To make sense of all the above, let’s go back to the beginning with the stalwart tender of the Dots Will Echo flame, singer/songwriter Nick Berry. I started writing songs when I was nine, remembers the Garden State native, maybe younger. I remember being a little kid, I had a friend down the street, and we wrote songs as a kind of competition, I didn’t even play an instrument at the time. But Berry’s interests took a more outré turn while he was still in high school. I was in an avant-garde band, he says, recalling that group’s theatrical onstage escapades, My friend Roy had built a gigantic instrument he called a Googis¦he had rented a truck to get it to this one gig, and the guy [the truck driver] had taken off. He had no way to get it home, so he took a hammer and destroyed the thing onstage. We had a song called ˜Rubella,’ which was just all guitar feedback and oscillators, and at one point we would just lean the guitars up against the amplifiers and then run out into the audience screaming. And every time we did it, it was the kind of thing nobody could process [laughs], these people just had the look of a deer in the headlights. One gig there was a dog there, and I started chasing this dog around the audience¦blowing free jazz on a clarinet while this dog is barking. And the guy that owned the dog joined the band.
Lately, it seems that we are hearing more and more from new and unexpected partnerships between artists of different genres. This is why, through “Superlatones,” we are creating our very own directory”a musical wish-list, if you will”of artists who have yet to join the collaborative bandwagon.

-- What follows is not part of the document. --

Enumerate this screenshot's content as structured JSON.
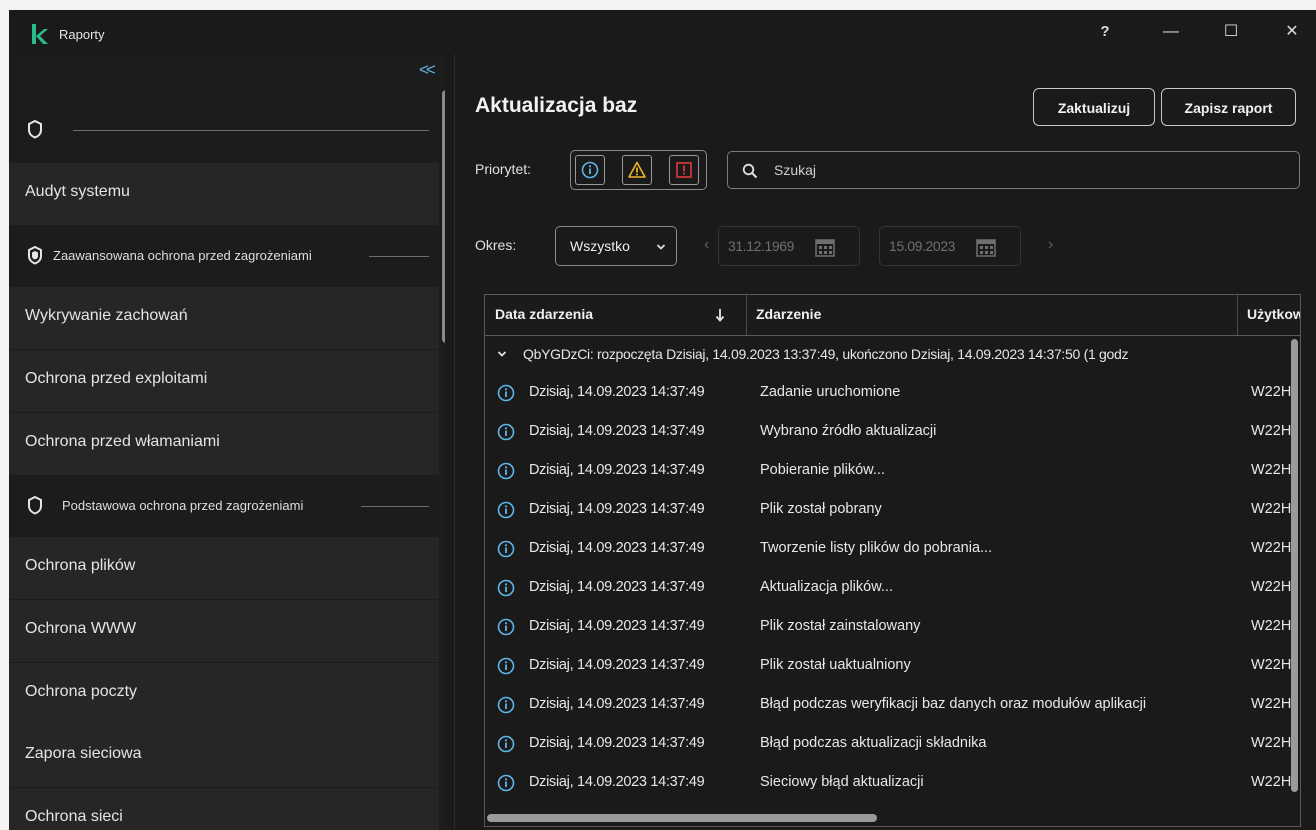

It has long been said that music is a universal pleasure”an idea we can all appreciate and understand regardless of creed or country. Here at OurStage, we like to keep this philosophy alive by welcoming artists from all over the world, because there is no better way to grow and mature in sound than to share your passion with fellow musicians. This week, “Superlatones” celebrates this thought by bringing you a dynamic duo all the way from the UK to share a little inspiration from across the pond.
The Dynamic Duo:
Dry the River and James Vincent McMorrow
Most bands have an m.o., whether it’s simply the love of making music or the dream of power and influence. For Jessie Murphy In The Woods, the drive comes from Murphy’s desire to recapture a perfect autumnal moment from her childhood. And that desire has yielded songs that are literate, bright and haunting. The group is comprised of Murphy, Marcia Wood, and Amy Wood”all music teachers. Between the three you get a quixotic assemblage of woodwinds and brass, percussion and strings. There’s an economy to JMITW’s chamber pop arrangements that gives each idea its own space. God Save Owen Wilson is as funny as it is sad”the somber flutter of flute and a baleful horn in the distance juxtapose whimsically with a mock-heroic refrain about, well, Owen Wilson. The vibe is Sufjan Stevens in heels. New York City Lights, on the other hand, is folksy romanticism, sung without affectation. The orchestral, theatrical In The Woods tries to conjure the faintest whiff of that perfect autumn day, invoking the virgin forest with urgency. Even if the moment is forever out of reach, the music that’s produced in its wake is worth the loss.
[Ed. Note: You can download “God Save Owen Wilson” on the OurStage Facebook page for free, where it is featured as one of OurStage’s Editor Picks for the month of May.]
With influences that range from Sufjan Stevens to Fela Kuti to Bruce Springsteen, The Tiny Tin Hearts defy categorization right out the gate. The Austin band brings banjo, French Horn, cello, violin, trombone, piano, lap steel, guitars, bass and drums together for a joyful jumble of sound. They’re not ones to play it straight and simple, which makes them a consistently fun listen. Based on the true story of Mexican aviator Emilio Carranza Rodriguez, The Aviator is a sprawling anthem of tumbling pianos, shimmering tambourines and a blaze of guitars. Navesink is an intricate folk melody that showcases the entire genus of stringed instruments, from electric guitar to violin and banjo. It’s lovely and complicated”two words that apply to virtually all of the band’s canon. But, lest you think you’re beginning to understand their method, they serve up Gnoissienne No. 2, an elegant, classical waltz. Ambition can take on many forms, and The Tiny Tin Hearts seem to have them all mastered.